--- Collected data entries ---
Start of Block
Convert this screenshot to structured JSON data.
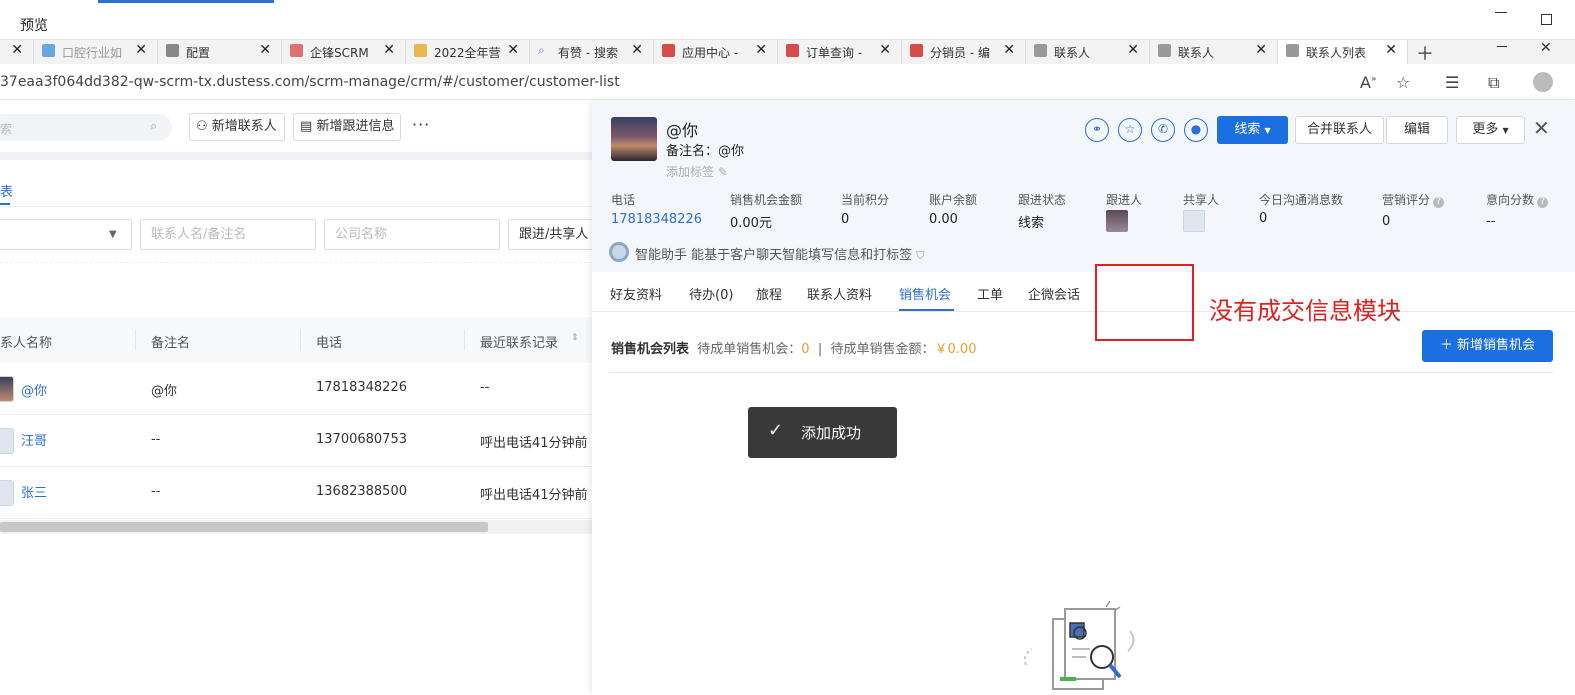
{
  "window": {
    "title": "预览"
  },
  "tabs": [
    {
      "label": "",
      "icon": "tab-icon",
      "active": false
    },
    {
      "label": "口腔行业如",
      "icon": "tab-icon",
      "active": false
    },
    {
      "label": "配置",
      "icon": "tab-icon",
      "active": false
    },
    {
      "label": "企锋SCRM",
      "icon": "tab-icon",
      "active": false
    },
    {
      "label": "2022全年营",
      "icon": "tab-icon",
      "active": false
    },
    {
      "label": "有赞 - 搜索",
      "icon": "search-icon",
      "active": false
    },
    {
      "label": "应用中心 -",
      "icon": "tab-icon",
      "active": false
    },
    {
      "label": "订单查询 -",
      "icon": "tab-icon",
      "active": false
    },
    {
      "label": "分销员 - 编",
      "icon": "tab-icon",
      "active": false
    },
    {
      "label": "联系人",
      "icon": "tab-icon",
      "active": false
    },
    {
      "label": "联系人",
      "icon": "tab-icon",
      "active": false
    },
    {
      "label": "联系人列表",
      "icon": "tab-icon",
      "active": true
    }
  ],
  "address": {
    "url": "37eaa3f064dd382-qw-scrm-tx.dustess.com/scrm-manage/crm/#/customer/customer-list"
  },
  "list": {
    "search_placeholder": "索",
    "add_contact": "新增联系人",
    "add_followup": "新增跟进信息",
    "more": "···",
    "tab_label": "表",
    "filters": {
      "contact_name": "联系人名/备注名",
      "company": "公司名称",
      "follow_share": "跟进/共享人"
    },
    "columns": {
      "name": "系人名称",
      "remark": "备注名",
      "phone": "电话",
      "last_contact": "最近联系记录"
    },
    "rows": [
      {
        "name": "@你",
        "remark": "@你",
        "phone": "17818348226",
        "last": "--"
      },
      {
        "name": "汪哥",
        "remark": "--",
        "phone": "13700680753",
        "last": "呼出电话41分钟前"
      },
      {
        "name": "张三",
        "remark": "--",
        "phone": "13682388500",
        "last": "呼出电话41分钟前"
      }
    ]
  },
  "drawer": {
    "name": "@你",
    "remark": "备注名：@你",
    "add_tag": "添加标签",
    "btn_lead": "线索",
    "btn_merge": "合并联系人",
    "btn_edit": "编辑",
    "btn_more": "更多",
    "stats": {
      "phone_label": "电话",
      "phone_value": "17818348226",
      "amount_label": "销售机会金额",
      "amount_value": "0.00元",
      "points_label": "当前积分",
      "points_value": "0",
      "balance_label": "账户余额",
      "balance_value": "0.00",
      "status_label": "跟进状态",
      "status_value": "线索",
      "follower_label": "跟进人",
      "sharer_label": "共享人",
      "msgs_label": "今日沟通消息数",
      "msgs_value": "0",
      "mkt_label": "营销评分",
      "mkt_value": "0",
      "intent_label": "意向分数",
      "intent_value": "--"
    },
    "ai_text": "智能助手 能基于客户聊天智能填写信息和打标签",
    "tabs": [
      "好友资料",
      "待办(0)",
      "旅程",
      "联系人资料",
      "销售机会",
      "工单",
      "企微会话"
    ],
    "active_tab": "销售机会",
    "opp_title": "销售机会列表",
    "opp_pending_label": "待成单销售机会：",
    "opp_pending_value": "0",
    "opp_sep": "|",
    "opp_amount_label": "待成单销售金额：",
    "opp_amount_value": "￥0.00",
    "btn_new_opp": "＋ 新增销售机会"
  },
  "annotation": {
    "text": "没有成交信息模块"
  },
  "toast": {
    "text": "添加成功"
  },
  "colors": {
    "accent": "#1b6fe0",
    "annotation_red": "#e02020",
    "amount_orange": "#f29a2e"
  }
}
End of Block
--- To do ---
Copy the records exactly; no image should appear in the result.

--- Solution to this problem ---
Convert this screenshot to structured JSON data.
{
  "window": {
    "title": "预览"
  },
  "tabs": [
    {
      "label": "",
      "icon": "tab-icon",
      "active": false
    },
    {
      "label": "口腔行业如",
      "icon": "tab-icon",
      "active": false
    },
    {
      "label": "配置",
      "icon": "tab-icon",
      "active": false
    },
    {
      "label": "企锋SCRM",
      "icon": "tab-icon",
      "active": false
    },
    {
      "label": "2022全年营",
      "icon": "tab-icon",
      "active": false
    },
    {
      "label": "有赞 - 搜索",
      "icon": "search-icon",
      "active": false
    },
    {
      "label": "应用中心 -",
      "icon": "tab-icon",
      "active": false
    },
    {
      "label": "订单查询 -",
      "icon": "tab-icon",
      "active": false
    },
    {
      "label": "分销员 - 编",
      "icon": "tab-icon",
      "active": false
    },
    {
      "label": "联系人",
      "icon": "tab-icon",
      "active": false
    },
    {
      "label": "联系人",
      "icon": "tab-icon",
      "active": false
    },
    {
      "label": "联系人列表",
      "icon": "tab-icon",
      "active": true
    }
  ],
  "address": {
    "url": "37eaa3f064dd382-qw-scrm-tx.dustess.com/scrm-manage/crm/#/customer/customer-list"
  },
  "list": {
    "search_placeholder": "索",
    "add_contact": "新增联系人",
    "add_followup": "新增跟进信息",
    "more": "···",
    "tab_label": "表",
    "filters": {
      "contact_name": "联系人名/备注名",
      "company": "公司名称",
      "follow_share": "跟进/共享人"
    },
    "columns": {
      "name": "系人名称",
      "remark": "备注名",
      "phone": "电话",
      "last_contact": "最近联系记录"
    },
    "rows": [
      {
        "name": "@你",
        "remark": "@你",
        "phone": "17818348226",
        "last": "--"
      },
      {
        "name": "汪哥",
        "remark": "--",
        "phone": "13700680753",
        "last": "呼出电话41分钟前"
      },
      {
        "name": "张三",
        "remark": "--",
        "phone": "13682388500",
        "last": "呼出电话41分钟前"
      }
    ]
  },
  "drawer": {
    "name": "@你",
    "remark": "备注名：@你",
    "add_tag": "添加标签",
    "btn_lead": "线索",
    "btn_merge": "合并联系人",
    "btn_edit": "编辑",
    "btn_more": "更多",
    "stats": {
      "phone_label": "电话",
      "phone_value": "17818348226",
      "amount_label": "销售机会金额",
      "amount_value": "0.00元",
      "points_label": "当前积分",
      "points_value": "0",
      "balance_label": "账户余额",
      "balance_value": "0.00",
      "status_label": "跟进状态",
      "status_value": "线索",
      "follower_label": "跟进人",
      "sharer_label": "共享人",
      "msgs_label": "今日沟通消息数",
      "msgs_value": "0",
      "mkt_label": "营销评分",
      "mkt_value": "0",
      "intent_label": "意向分数",
      "intent_value": "--"
    },
    "ai_text": "智能助手 能基于客户聊天智能填写信息和打标签",
    "tabs": [
      "好友资料",
      "待办(0)",
      "旅程",
      "联系人资料",
      "销售机会",
      "工单",
      "企微会话"
    ],
    "active_tab": "销售机会",
    "opp_title": "销售机会列表",
    "opp_pending_label": "待成单销售机会：",
    "opp_pending_value": "0",
    "opp_sep": "|",
    "opp_amount_label": "待成单销售金额：",
    "opp_amount_value": "￥0.00",
    "btn_new_opp": "＋ 新增销售机会"
  },
  "annotation": {
    "text": "没有成交信息模块"
  },
  "toast": {
    "text": "添加成功"
  },
  "colors": {
    "accent": "#1b6fe0",
    "annotation_red": "#e02020",
    "amount_orange": "#f29a2e"
  }
}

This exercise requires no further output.